The frosted-glass bridge unites the original 1950s structure (right) to the new addition, which is sheathed in Cor-ten steel panels.


The present owner, Tom Lloyd-Butler, first spotted the place after a day riding 20-foot waves on the far side of that road, called the Great Highway. "I was changing, and I looked up and saw this tiny ‘For Sale’ sign," he recalls. "It was totally different from any other house at the beach," cloistered by trees and with only two upstairs windows facing the view.

Aidlin Darling took pains during construction to preserve the cypress trees that give the Great Highway House so much of its charm.

Aidlin Darling took pains during construction to preserve the cypress trees that give the Great Highway House so much of its charm.


The site plan shows how the old (A) and new (B) buildings connect.

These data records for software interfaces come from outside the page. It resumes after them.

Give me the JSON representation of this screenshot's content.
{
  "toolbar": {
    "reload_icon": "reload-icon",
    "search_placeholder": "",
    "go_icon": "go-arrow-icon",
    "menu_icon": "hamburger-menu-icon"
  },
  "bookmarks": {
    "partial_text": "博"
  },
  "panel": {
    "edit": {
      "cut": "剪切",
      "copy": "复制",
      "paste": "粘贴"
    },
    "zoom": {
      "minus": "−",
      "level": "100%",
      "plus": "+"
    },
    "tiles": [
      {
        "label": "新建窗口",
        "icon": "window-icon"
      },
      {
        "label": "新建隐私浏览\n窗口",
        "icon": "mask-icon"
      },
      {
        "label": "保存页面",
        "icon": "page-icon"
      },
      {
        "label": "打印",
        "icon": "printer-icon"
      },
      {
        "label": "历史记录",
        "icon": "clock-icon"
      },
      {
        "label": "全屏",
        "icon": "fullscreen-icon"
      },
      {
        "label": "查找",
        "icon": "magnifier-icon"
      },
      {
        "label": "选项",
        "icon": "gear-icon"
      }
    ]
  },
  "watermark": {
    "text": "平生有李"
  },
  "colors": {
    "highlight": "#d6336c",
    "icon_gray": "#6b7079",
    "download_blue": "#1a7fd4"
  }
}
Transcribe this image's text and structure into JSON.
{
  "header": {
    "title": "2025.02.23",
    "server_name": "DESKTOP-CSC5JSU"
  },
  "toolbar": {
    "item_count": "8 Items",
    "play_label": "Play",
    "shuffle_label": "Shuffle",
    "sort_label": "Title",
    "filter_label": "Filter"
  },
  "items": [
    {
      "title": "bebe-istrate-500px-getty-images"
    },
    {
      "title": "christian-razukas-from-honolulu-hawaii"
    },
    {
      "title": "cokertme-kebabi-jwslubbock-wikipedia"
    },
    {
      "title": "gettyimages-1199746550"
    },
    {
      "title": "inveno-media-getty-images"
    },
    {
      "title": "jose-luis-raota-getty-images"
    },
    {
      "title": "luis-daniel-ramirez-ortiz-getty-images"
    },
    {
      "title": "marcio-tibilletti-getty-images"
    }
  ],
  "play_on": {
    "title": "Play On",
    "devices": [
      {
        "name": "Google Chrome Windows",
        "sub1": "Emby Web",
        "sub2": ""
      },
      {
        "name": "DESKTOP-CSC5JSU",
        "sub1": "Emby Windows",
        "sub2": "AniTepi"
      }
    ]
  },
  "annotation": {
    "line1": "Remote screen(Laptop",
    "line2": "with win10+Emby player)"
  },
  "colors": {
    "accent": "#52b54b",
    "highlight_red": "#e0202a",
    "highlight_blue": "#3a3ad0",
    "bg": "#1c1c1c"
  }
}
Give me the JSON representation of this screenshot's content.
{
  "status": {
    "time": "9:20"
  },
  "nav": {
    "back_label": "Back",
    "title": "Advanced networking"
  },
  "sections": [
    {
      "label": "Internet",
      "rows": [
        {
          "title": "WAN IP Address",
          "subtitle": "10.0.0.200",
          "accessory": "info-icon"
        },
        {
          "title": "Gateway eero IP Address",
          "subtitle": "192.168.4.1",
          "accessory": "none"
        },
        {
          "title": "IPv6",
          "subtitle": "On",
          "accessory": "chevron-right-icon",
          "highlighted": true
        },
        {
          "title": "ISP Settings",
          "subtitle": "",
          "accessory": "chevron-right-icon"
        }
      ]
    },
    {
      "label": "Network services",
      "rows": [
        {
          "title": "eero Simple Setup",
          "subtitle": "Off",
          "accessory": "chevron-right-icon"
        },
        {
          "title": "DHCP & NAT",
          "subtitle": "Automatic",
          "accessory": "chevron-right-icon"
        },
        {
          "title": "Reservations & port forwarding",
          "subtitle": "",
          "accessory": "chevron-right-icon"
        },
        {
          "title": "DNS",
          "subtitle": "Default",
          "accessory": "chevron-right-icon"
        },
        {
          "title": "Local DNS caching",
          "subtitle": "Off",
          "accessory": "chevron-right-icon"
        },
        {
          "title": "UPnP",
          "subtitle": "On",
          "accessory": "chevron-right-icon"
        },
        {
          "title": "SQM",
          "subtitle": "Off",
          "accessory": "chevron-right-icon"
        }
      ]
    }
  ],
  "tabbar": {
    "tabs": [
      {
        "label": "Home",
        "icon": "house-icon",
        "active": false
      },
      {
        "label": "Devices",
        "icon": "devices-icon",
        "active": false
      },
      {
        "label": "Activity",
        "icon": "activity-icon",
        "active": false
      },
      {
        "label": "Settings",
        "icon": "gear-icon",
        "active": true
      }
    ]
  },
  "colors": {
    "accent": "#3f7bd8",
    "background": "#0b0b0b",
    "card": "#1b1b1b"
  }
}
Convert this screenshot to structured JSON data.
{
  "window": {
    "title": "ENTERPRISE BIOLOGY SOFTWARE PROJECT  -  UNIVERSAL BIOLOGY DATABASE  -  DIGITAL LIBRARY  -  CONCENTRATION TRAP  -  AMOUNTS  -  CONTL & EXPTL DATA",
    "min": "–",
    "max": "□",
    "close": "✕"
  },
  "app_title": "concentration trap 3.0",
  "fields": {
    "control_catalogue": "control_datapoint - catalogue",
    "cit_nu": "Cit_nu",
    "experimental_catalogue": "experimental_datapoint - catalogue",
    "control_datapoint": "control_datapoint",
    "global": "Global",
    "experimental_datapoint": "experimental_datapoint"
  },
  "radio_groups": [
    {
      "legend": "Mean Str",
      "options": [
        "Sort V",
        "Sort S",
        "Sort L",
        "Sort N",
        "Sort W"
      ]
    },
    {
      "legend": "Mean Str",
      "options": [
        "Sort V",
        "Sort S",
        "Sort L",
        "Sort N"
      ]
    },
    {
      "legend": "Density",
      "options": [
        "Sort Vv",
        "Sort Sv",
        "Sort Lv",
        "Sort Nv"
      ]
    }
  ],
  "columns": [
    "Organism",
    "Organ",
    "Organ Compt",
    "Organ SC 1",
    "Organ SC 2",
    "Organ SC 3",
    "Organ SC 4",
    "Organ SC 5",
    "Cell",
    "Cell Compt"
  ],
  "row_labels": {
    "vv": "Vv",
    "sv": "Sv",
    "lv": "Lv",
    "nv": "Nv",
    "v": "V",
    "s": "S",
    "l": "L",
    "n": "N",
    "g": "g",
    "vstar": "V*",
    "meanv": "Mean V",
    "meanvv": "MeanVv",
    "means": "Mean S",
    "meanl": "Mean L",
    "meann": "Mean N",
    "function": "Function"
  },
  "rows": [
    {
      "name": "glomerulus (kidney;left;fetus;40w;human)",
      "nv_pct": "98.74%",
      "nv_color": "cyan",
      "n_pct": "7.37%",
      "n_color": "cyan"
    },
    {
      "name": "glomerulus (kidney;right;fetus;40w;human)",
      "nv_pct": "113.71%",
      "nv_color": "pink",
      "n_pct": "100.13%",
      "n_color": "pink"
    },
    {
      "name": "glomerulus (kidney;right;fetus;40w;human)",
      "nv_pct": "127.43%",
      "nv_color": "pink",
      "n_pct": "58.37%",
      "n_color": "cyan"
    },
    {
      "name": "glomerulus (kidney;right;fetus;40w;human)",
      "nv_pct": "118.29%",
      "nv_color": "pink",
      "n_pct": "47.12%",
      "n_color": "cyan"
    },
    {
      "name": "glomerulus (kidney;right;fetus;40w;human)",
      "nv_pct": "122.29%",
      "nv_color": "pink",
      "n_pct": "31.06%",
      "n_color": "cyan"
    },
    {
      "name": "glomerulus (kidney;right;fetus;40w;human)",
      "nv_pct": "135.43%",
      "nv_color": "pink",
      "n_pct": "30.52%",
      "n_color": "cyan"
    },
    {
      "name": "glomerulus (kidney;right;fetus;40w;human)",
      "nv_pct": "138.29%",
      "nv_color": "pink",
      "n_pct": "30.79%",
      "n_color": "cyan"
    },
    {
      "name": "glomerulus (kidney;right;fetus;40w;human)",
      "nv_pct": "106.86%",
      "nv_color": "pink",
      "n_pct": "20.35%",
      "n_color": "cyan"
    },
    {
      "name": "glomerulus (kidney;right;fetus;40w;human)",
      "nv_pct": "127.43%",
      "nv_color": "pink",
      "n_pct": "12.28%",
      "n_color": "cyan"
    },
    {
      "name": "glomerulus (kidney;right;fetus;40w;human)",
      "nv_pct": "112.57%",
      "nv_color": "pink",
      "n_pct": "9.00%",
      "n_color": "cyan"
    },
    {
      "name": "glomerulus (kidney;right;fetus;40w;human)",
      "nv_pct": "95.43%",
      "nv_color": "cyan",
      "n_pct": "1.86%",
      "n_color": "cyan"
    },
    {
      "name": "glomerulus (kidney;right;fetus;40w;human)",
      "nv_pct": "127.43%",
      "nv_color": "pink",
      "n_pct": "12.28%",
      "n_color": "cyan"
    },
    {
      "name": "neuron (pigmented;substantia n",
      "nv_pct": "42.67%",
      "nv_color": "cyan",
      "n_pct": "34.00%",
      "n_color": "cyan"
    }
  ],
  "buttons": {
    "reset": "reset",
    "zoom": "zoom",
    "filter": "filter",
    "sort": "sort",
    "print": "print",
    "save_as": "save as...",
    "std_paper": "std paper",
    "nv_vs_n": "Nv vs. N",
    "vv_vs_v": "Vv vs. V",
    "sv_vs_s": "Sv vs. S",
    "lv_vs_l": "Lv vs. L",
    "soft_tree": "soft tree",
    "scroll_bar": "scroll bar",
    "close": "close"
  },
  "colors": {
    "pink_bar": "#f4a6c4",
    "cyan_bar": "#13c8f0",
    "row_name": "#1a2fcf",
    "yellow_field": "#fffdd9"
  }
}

The site plan shows how the old (A) and new (B) buildings connect.


"I thought it would be plain inside," says Lloyd-Butler, a longtime San Franciscan who runs his own investment company. "And then I went in and was blown away by the architectural motifs and how simple and sophisticated the design was." Born had worked from a limited palette—Douglas fir, travertine, cork, brick, and aggregate stone near entryways to conceal the sand that eternally swept in—to great effect. "He didn’t use any fancy materials; he chose basic ones and then used them in really interesting ways," says Lloyd-Butler.